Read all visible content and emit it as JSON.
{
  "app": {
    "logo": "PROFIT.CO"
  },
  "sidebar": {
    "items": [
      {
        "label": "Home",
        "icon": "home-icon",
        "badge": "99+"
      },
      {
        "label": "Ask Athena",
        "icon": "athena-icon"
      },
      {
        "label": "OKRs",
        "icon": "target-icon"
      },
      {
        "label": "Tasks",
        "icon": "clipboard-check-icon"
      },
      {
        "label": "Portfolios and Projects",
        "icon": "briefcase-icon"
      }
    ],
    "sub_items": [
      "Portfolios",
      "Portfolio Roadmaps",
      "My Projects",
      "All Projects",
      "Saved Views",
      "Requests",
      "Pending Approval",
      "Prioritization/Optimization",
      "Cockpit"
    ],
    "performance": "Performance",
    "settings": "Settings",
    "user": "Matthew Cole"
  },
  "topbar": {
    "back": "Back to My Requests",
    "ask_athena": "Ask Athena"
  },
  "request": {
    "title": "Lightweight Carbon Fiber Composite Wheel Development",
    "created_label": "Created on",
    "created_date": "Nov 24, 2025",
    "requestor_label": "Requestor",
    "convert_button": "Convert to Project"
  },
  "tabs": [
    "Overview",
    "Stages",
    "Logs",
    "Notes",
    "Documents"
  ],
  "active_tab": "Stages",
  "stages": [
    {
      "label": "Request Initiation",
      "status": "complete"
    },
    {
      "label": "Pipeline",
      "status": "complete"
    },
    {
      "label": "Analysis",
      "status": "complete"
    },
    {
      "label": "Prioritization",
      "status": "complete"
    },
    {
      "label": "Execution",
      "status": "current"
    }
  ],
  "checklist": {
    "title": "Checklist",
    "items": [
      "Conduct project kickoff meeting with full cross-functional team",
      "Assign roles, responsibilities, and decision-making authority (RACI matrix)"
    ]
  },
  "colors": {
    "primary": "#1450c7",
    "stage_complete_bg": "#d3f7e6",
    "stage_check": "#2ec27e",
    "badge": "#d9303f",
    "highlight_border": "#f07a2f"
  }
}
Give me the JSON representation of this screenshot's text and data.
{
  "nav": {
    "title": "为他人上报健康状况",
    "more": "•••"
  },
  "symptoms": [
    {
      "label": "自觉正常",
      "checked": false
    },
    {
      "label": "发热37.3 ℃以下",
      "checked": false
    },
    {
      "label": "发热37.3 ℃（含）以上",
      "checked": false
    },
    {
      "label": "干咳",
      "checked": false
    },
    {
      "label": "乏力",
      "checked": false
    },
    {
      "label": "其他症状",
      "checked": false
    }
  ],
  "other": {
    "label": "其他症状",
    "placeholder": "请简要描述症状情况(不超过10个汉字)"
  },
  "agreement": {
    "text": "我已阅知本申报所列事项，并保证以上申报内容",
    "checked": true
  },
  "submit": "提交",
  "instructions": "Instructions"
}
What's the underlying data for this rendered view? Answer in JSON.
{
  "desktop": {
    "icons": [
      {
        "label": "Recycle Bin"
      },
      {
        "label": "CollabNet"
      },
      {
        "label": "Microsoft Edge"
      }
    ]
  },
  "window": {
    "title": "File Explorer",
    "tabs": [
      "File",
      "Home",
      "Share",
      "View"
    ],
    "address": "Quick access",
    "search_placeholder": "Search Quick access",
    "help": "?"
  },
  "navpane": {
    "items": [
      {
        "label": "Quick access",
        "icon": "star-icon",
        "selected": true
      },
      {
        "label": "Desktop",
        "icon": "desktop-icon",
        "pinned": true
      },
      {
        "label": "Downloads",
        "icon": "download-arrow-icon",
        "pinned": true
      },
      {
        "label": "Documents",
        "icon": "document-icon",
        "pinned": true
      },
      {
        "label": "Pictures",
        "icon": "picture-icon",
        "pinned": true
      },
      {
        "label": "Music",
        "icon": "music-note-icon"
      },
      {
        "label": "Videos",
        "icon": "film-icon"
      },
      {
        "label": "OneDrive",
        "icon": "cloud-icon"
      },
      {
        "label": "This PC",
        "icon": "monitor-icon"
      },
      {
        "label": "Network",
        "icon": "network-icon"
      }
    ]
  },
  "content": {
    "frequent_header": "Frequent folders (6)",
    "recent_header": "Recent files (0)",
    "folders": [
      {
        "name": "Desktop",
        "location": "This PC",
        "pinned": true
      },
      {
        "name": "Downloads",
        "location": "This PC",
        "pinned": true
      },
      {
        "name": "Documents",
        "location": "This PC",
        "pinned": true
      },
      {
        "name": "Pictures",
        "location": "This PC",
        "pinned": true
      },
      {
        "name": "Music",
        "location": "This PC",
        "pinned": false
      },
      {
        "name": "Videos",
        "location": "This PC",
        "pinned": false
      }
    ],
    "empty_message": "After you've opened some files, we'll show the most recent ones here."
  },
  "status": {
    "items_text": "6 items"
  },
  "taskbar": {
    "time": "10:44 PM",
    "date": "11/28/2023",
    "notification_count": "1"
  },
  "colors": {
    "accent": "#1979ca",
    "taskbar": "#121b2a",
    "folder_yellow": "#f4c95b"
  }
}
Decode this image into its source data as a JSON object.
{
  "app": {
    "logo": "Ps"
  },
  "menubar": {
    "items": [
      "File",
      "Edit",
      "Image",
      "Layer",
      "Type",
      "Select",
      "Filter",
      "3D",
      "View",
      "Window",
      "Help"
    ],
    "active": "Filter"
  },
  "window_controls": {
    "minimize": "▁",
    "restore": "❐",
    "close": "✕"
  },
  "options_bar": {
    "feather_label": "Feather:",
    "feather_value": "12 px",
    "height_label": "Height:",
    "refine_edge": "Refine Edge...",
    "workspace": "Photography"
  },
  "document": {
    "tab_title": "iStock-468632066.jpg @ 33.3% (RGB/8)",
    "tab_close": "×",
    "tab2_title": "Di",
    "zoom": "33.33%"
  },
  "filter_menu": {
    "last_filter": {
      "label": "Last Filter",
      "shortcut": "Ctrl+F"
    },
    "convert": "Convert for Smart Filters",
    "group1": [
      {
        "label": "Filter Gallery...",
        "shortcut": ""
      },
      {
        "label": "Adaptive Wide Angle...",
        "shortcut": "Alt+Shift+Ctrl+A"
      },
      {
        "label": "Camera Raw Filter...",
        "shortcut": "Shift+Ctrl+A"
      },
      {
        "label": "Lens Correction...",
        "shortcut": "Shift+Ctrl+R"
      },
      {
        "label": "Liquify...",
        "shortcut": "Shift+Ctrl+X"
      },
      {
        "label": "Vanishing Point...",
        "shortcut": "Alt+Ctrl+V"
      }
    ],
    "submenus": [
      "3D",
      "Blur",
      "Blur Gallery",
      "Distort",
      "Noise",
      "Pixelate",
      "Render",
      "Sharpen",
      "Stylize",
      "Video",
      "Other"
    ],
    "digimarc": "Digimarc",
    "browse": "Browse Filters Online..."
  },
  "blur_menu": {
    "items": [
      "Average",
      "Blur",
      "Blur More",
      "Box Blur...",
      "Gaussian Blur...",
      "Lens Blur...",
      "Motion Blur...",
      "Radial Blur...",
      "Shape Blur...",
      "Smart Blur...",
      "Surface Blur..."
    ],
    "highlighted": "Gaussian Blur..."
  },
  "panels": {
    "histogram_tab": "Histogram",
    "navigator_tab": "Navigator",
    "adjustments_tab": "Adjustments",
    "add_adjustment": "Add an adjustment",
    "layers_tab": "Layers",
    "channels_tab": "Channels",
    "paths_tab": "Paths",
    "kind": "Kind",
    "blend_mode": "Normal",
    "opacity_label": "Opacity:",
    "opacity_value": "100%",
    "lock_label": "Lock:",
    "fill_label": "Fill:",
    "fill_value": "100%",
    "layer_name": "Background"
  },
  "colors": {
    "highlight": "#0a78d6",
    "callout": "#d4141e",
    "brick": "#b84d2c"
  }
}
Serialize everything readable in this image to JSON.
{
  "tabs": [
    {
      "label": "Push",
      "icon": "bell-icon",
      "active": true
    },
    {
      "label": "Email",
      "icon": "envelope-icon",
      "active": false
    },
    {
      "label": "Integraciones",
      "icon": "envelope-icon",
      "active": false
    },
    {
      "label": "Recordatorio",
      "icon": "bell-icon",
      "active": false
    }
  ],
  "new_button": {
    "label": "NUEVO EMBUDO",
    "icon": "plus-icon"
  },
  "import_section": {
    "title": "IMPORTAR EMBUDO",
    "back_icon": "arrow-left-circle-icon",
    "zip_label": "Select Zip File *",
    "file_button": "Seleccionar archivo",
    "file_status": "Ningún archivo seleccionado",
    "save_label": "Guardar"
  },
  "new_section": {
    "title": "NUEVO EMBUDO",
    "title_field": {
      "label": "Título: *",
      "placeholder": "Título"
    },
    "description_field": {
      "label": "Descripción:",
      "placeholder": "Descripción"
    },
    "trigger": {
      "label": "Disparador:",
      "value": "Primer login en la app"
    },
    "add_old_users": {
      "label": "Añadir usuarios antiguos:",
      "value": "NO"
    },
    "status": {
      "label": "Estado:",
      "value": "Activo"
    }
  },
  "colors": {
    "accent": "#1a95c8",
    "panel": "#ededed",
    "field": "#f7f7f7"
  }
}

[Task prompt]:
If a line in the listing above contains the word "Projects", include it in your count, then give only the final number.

[Response to the exercise]:
3